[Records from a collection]
▽
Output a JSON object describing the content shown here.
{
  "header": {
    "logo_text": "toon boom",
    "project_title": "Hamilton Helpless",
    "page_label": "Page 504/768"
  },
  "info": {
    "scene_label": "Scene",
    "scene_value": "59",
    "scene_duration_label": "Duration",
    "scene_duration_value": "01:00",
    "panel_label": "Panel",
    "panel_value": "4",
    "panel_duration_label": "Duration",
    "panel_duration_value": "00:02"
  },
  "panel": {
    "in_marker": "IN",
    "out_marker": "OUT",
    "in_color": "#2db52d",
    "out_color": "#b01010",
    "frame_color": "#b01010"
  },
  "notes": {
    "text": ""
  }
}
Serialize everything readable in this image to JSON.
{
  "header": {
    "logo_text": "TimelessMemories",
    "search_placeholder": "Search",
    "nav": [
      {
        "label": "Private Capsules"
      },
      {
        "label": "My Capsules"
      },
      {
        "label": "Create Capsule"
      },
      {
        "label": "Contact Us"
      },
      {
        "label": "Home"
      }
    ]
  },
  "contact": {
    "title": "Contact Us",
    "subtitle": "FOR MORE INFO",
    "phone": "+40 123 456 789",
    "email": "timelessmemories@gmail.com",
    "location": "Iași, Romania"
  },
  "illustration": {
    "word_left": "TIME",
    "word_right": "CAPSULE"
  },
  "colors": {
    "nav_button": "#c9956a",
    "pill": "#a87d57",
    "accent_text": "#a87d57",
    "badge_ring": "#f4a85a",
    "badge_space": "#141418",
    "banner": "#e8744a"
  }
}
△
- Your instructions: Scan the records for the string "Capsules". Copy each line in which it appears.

- Output for this task:
        "label": "Private Capsules"
        "label": "My Capsules"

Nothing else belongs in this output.